The Wicker Park resident and co-owner of Logan Square’s Park and Field restaurant reignited Illinois’ marijuana legalization efforts this week by literally lighting a joint in a 5th Congressional District campaign ad released Monday. The photograph shows the former fed in front of an American flag painting with thick marijuana smoke wafting in front of his even thicker black framed glasses.
The provocative pro-pot political ad comes from the same district that saw incumbent Rep. Mike Quigly, D-Ill., introduce a gimmicky “COVFEFE ACT” in 2017 simply to mock President Donald Trump.
Wolf, 42, who moved to Chicago five years ago, is hoping his progressive political stances on marijuana and gun reform will connect with the predominantly young and liberal area of Chicago’s North and Northwest 5th District neighborhoods, including O’Hare Airport and suburbs like Oak Brook.
He’ll face off against Democratic incumbent U.S. Rep. Mike Quigley, as fellow primary challengers Sameena Mustafa and Steven J. Schwartzberg both look to motivate Bernie Sanders voters or other progressive liberals to the polls on March 20. Wolf said Chicago is the perfect city for an inspirational progressive relaunch in the wake of the national Republican victories during 2016.
“Not only is Illinois perfect right now but this district is one of the youngest and most progressive in the country…[the district] really went for Bernie and the average age is 33 years old,” Wolf told Newsweek. “If young people vote they can have anything they want, they just need to believe.”
Wolf’s “Cannabis Candidate” ad was preceded by a February 19 campaign video he released showing him holding an AR-15 and explaining the functions of the assault weapon.
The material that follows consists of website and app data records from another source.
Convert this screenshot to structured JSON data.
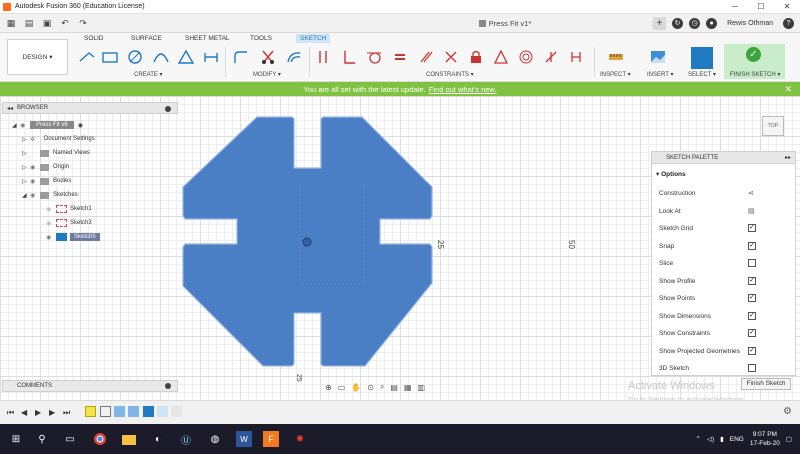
{
  "window": {
    "title": "Autodesk Fusion 360 (Education License)",
    "minimize": "─",
    "maximize": "☐",
    "close": "✕"
  },
  "document_tab": {
    "label": "Press Fit v1*",
    "close": "×"
  },
  "account": {
    "user": "Rewis Othman",
    "new_tab": "+"
  },
  "workspace": {
    "label": "DESIGN ▾"
  },
  "ribbon_tabs": [
    {
      "label": "SOLID",
      "active": false
    },
    {
      "label": "SURFACE",
      "active": false
    },
    {
      "label": "SHEET METAL",
      "active": false
    },
    {
      "label": "TOOLS",
      "active": false
    },
    {
      "label": "SKETCH",
      "active": true
    }
  ],
  "groups": {
    "create": "CREATE ▾",
    "modify": "MODIFY ▾",
    "constraints": "CONSTRAINTS ▾",
    "inspect": "INSPECT ▾",
    "insert": "INSERT ▾",
    "select": "SELECT ▾",
    "finish": "FINISH SKETCH ▾"
  },
  "banner": {
    "message": "You are all set with the latest update.",
    "link": "Find out what's new.",
    "close": "✕"
  },
  "browser": {
    "title": "BROWSER",
    "root": "Press Fit v6",
    "items": [
      {
        "label": "Document Settings"
      },
      {
        "label": "Named Views"
      },
      {
        "label": "Origin"
      },
      {
        "label": "Bodies"
      },
      {
        "label": "Sketches"
      }
    ],
    "sketches": [
      "Sketch1",
      "Sketch3",
      "Sketch5"
    ]
  },
  "viewcube": {
    "label": "TOP"
  },
  "dimensions": {
    "d1": "25",
    "d2": "50",
    "d3": "25"
  },
  "palette": {
    "title": "SKETCH PALETTE",
    "section": "Options",
    "rows": [
      {
        "label": "Construction",
        "kind": "icon",
        "checked": false
      },
      {
        "label": "Look At",
        "kind": "icon",
        "checked": false
      },
      {
        "label": "Sketch Grid",
        "kind": "check",
        "checked": true
      },
      {
        "label": "Snap",
        "kind": "check",
        "checked": true
      },
      {
        "label": "Slice",
        "kind": "check",
        "checked": false
      },
      {
        "label": "Show Profile",
        "kind": "check",
        "checked": true
      },
      {
        "label": "Show Points",
        "kind": "check",
        "checked": true
      },
      {
        "label": "Show Dimensions",
        "kind": "check",
        "checked": true
      },
      {
        "label": "Show Constraints",
        "kind": "check",
        "checked": true
      },
      {
        "label": "Show Projected Geometries",
        "kind": "check",
        "checked": true
      },
      {
        "label": "3D Sketch",
        "kind": "check",
        "checked": false
      }
    ],
    "finish_button": "Finish Sketch"
  },
  "watermark": {
    "line1": "Activate Windows",
    "line2": "Go to Settings to activate Windows."
  },
  "comments": {
    "label": "COMMENTS"
  },
  "taskbar": {
    "lang": "ENG",
    "time": "9:07 PM",
    "date": "17-Feb-20"
  },
  "colors": {
    "profile_fill": "#4a7ec5",
    "accent": "#1f7ac2",
    "banner": "#7fc241",
    "finish": "#39a53a"
  }
}
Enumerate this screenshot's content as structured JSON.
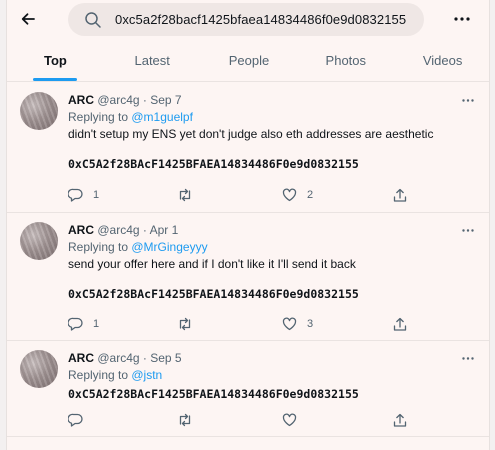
{
  "search": {
    "query": "0xc5a2f28bacf1425bfaea14834486f0e9d0832155"
  },
  "tabs": [
    {
      "label": "Top",
      "active": true
    },
    {
      "label": "Latest",
      "active": false
    },
    {
      "label": "People",
      "active": false
    },
    {
      "label": "Photos",
      "active": false
    },
    {
      "label": "Videos",
      "active": false
    }
  ],
  "tweets": [
    {
      "name": "ARC",
      "handle": "@arc4g",
      "dot": "·",
      "date": "Sep 7",
      "replying_prefix": "Replying to ",
      "replying_to": "@m1guelpf",
      "text": "didn't setup my ENS yet don't judge also eth addresses are aesthetic",
      "address": "0xC5A2f28BAcF1425BFAEA14834486F0e9d0832155",
      "replies": "1",
      "retweets": "",
      "likes": "2"
    },
    {
      "name": "ARC",
      "handle": "@arc4g",
      "dot": "·",
      "date": "Apr 1",
      "replying_prefix": "Replying to ",
      "replying_to": "@MrGingeyyy",
      "text": "send your offer here and if I don't like it I'll send it back",
      "address": "0xC5A2f28BAcF1425BFAEA14834486F0e9d0832155",
      "replies": "1",
      "retweets": "",
      "likes": "3"
    },
    {
      "name": "ARC",
      "handle": "@arc4g",
      "dot": "·",
      "date": "Sep 5",
      "replying_prefix": "Replying to ",
      "replying_to": "@jstn",
      "text": "",
      "address": "0xC5A2f28BAcF1425BFAEA14834486F0e9d0832155",
      "replies": "",
      "retweets": "",
      "likes": ""
    }
  ],
  "colors": {
    "accent": "#1d9bf0",
    "background": "#fdf5f3",
    "secondary_text": "#536471"
  },
  "icons": [
    "back-arrow-icon",
    "search-icon",
    "more-icon",
    "reply-icon",
    "retweet-icon",
    "like-icon",
    "share-icon"
  ]
}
Wolf served as an FBI agent from 1999 to 2003 after graduating from Kent State University in Ohio. In 2003, he began work with the U.S. State Department, first in counterintelligence and later with the National Security division.
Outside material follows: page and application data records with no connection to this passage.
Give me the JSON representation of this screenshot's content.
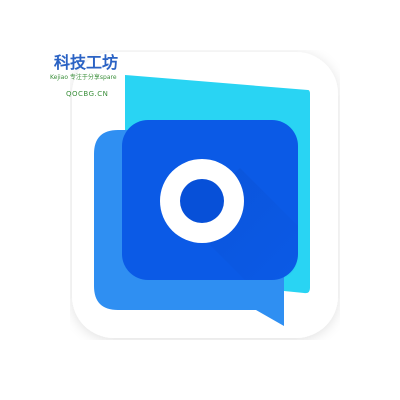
{
  "icon": {
    "name": "chat-bubble-app-icon",
    "colors": {
      "tile": "#ffffff",
      "back_bubble": "#29d4f3",
      "middle_bubble": "#2f8ff2",
      "front_bubble": "#0b5ae6",
      "shadow": "#0a4fd0",
      "ring": "#ffffff",
      "dot": "#0750d8"
    }
  },
  "watermark": {
    "title": "科技工坊",
    "subtitle": "Kejiao 专注于分享spare",
    "url": "QOCBG.CN",
    "colors": {
      "title": "#2a62c4",
      "accent": "#3b8f3b"
    }
  }
}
Wolf’s two-decade career as an armed federal agent who couldn’t use drugs provides quite the dichotomy against that of a weed-smoking gun reformer in Chicago.
“The government trained me to be strong and mean and suspicious and cannabis makes me break down those barriers and become more empathetic,” Wolf told Newsweek. “Eighty-five percent of the people want marijuana, it’s medicine for God’s sakes that could bring billions of dollars of tax money to the state that we obviously need.”
Despite Chicago’s strict gun laws, Wolf said the national conversation reinstating the Assault Weapons Ban and expanding background checks for gun owners needs Washington representation.
“It’s a mechanism to kill humans. It’s designed and manufactured to kill dozens of humans and there’s no place for this in modern American society,” Wolf told Newsweek.